“Once an algal cell has received sunlight, it needs to get the trapped energy in the light to the reaction centre in the cell as quickly and efficiently as possible. There the energy is converted via photosynthesis into chemical energy for the organism.
“It was assumed the energy gets to the reaction centre in a random fashion, like a drunk staggering home. But quantum coherence character of the cell allows the it to pre-test every possible pathway simultaneously before sending the light via the most efficient route.”
“We studied tiny single-celled algae called cryptophytes that thrive in the bottom of pools of water, or under thick ice, where very little light reaches them,” says senior author, Professor Paul Curmi, of the UNSW School of Physics.
“Most cryptophytes have a light-harvesting system where quantum coherence is present. But we have also found a class of cryptophytes where it is switched off because of a genetic mutation that alters the shape of a light-harvesting protein.
“The assumption is that this increases the efficiency of photosynthesis, allowing algae and bacteria to exist on almost no light,” says Professor Curmi.
In the new study, the team used x-ray crystallography to work out the crystal structure of the light-harvesting complexes from three different species of cryptophytes.
They found that in two species a genetic mutation has led to the insertion of an extra amino acid that changes the structure of the protein complex, disrupting coherence.
“This shows cryptophytes have evolved an elegant but powerful genetic switch to control coherence and change the mechanisms used for light harvesting,” says Professor Curmi.

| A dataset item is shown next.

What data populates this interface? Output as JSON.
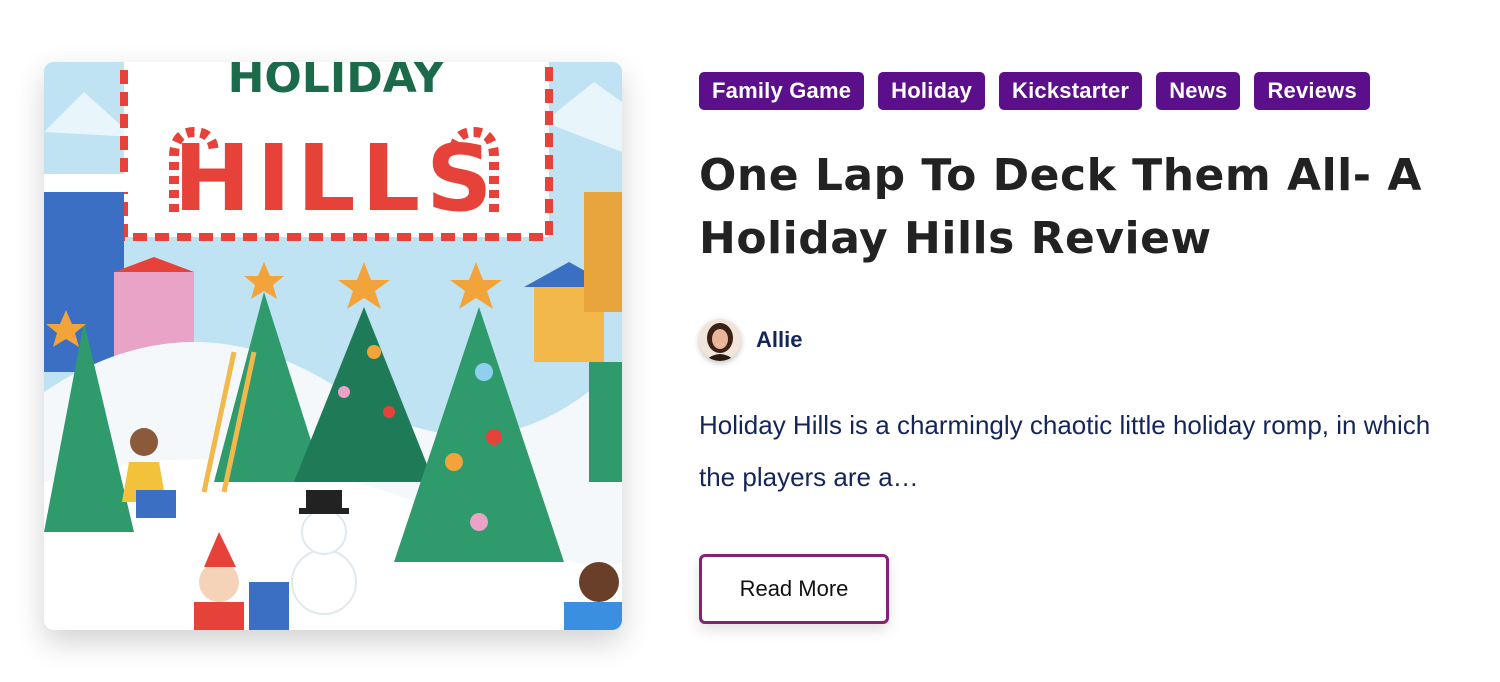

The next step will be to compare the biology of different cryptophytes, such as whether they inhabit different environmental niches, to work out whether the quantum coherence effect is assisting their survival.
Understanding the mechanism may even help in the design of more efficient solar power cells.

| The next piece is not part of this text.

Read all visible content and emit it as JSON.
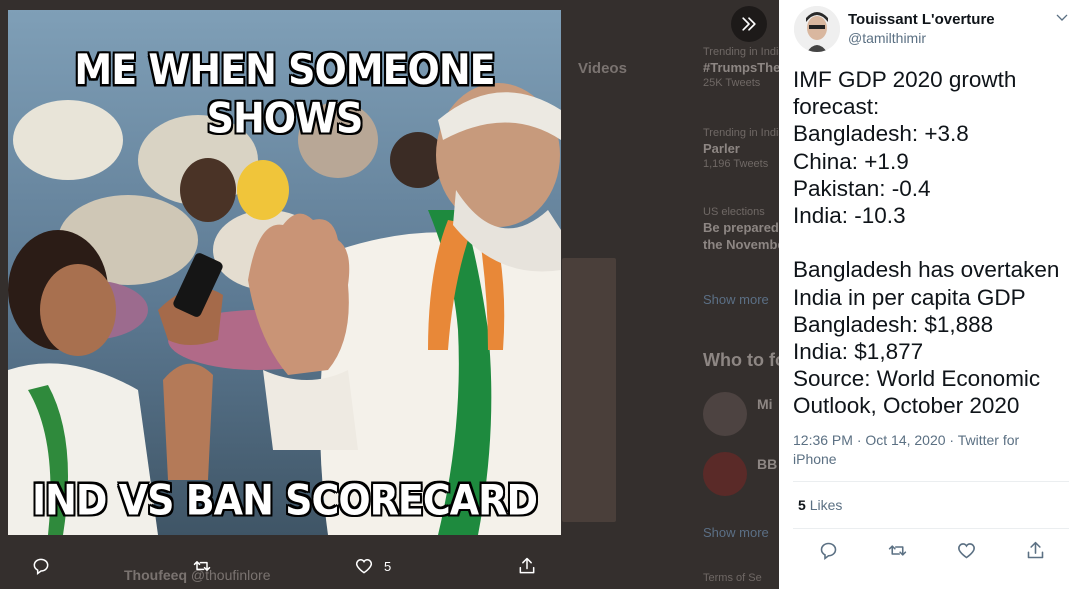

Editors note: The authors obviously have not considered the other key factor that limits plankton photosynthesis, that is iron. Iron when in sufficient availability facilitates a dramatic improvement in plankton photosynthesis, when in short supply plankton switch into a ‘low gear’ or even become dormant. This quantum coherence mechanism effectively allows more efficient photosynthesis using a pathway seperate from the iron abundant path and it seems likely it might be used to sustain plankton during times of low iron ‘dust drought’.
The research was led by UNSW’s Dr Stephen Harrop and Dr Krystyna Wilk, and includes researchers from the University of Toronto, the University of Padua, the University of British Columbia, the University of Cologne and Macquarie University.